The Legislative Council of Trinidad and Tobago served as an advisory commission to the Governor in British-ruled Trinidad and Tobago, between 1925 and independence in 1961. The Legislative Council consisted of a mixture of appointed and elected members. Initially the Council consisted of 13 "unofficial" members (those who were not civil servants serving ex officio in the Council), seven elected and six appointed, to 31 members, 24of whom were elected. Over time the balance between elected members and appointed members changed. In 1956 the Council consisted of 24 elected and 7 appointed unofficial members.

From 1950 the Council served as a unicameral legislature.[1]


Between 1797 and 1925 Trinidad was directly ruled from Britain as a crown colony with no elected representation. This was unlike the situation in the rest of the British West Indies where an elected Assembly was the norm. While there was a Council of Advice, which was later replaced by a Council of Government and finally by an Executive and Legislative Council, these were purely advisory bodies and had no elected representation. Following an investigative visit to the Caribbean by Major E. F. L. Wood (Parliamentary Under-Secretary of State for the Colonies) between December 13, 1921 and February 14, 1922, a recommendation was made to include elected members.

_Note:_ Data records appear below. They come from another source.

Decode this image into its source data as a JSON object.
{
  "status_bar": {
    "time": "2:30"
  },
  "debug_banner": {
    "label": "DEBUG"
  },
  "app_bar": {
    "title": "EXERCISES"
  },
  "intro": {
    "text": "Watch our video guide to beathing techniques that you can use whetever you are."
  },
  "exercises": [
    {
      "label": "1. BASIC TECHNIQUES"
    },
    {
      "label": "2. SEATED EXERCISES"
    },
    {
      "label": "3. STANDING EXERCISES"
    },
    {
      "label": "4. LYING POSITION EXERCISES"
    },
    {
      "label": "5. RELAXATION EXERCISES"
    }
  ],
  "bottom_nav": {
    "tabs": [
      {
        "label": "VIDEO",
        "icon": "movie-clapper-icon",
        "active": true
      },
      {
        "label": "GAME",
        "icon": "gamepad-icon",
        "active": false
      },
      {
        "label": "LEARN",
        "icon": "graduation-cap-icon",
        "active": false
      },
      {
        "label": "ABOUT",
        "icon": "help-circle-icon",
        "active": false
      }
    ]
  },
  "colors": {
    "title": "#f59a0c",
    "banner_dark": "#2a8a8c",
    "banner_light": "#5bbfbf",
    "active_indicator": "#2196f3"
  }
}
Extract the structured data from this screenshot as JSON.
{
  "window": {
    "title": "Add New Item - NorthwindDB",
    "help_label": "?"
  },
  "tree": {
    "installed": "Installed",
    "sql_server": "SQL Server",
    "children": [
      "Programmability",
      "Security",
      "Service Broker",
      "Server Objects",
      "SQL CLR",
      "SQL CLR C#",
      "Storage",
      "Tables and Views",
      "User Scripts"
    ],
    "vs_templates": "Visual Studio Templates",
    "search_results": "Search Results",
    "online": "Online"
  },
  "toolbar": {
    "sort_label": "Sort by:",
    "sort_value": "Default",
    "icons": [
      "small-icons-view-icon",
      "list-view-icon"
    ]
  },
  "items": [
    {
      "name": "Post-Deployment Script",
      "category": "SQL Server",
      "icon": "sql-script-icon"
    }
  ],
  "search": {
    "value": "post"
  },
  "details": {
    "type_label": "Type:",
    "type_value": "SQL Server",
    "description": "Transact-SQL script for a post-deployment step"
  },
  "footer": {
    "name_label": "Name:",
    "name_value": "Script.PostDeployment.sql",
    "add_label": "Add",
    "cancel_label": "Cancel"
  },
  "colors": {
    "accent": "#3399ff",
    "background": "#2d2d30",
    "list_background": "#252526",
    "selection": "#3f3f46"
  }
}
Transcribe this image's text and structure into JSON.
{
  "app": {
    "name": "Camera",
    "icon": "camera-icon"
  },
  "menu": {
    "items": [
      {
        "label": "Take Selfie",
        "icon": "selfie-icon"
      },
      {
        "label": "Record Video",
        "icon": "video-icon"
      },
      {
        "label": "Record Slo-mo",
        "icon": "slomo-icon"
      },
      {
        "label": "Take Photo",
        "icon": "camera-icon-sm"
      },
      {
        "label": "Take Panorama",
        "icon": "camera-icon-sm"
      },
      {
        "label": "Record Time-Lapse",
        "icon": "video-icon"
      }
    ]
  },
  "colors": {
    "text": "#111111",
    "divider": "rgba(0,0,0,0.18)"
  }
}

The first elections to the Legislative Council were held in 1925. Voting rights were based on property or income qualifications. The colony was divided into seven constituencies:


  1. ^ Jerry DuPont (2001). The Common Law Abroad: Constitutional and Legal Legacy of the British Empire. Wm. S. Hein Publishing. p. 297. ISBN 978-0-8377-3125-4. Retrieved 22 October 2012.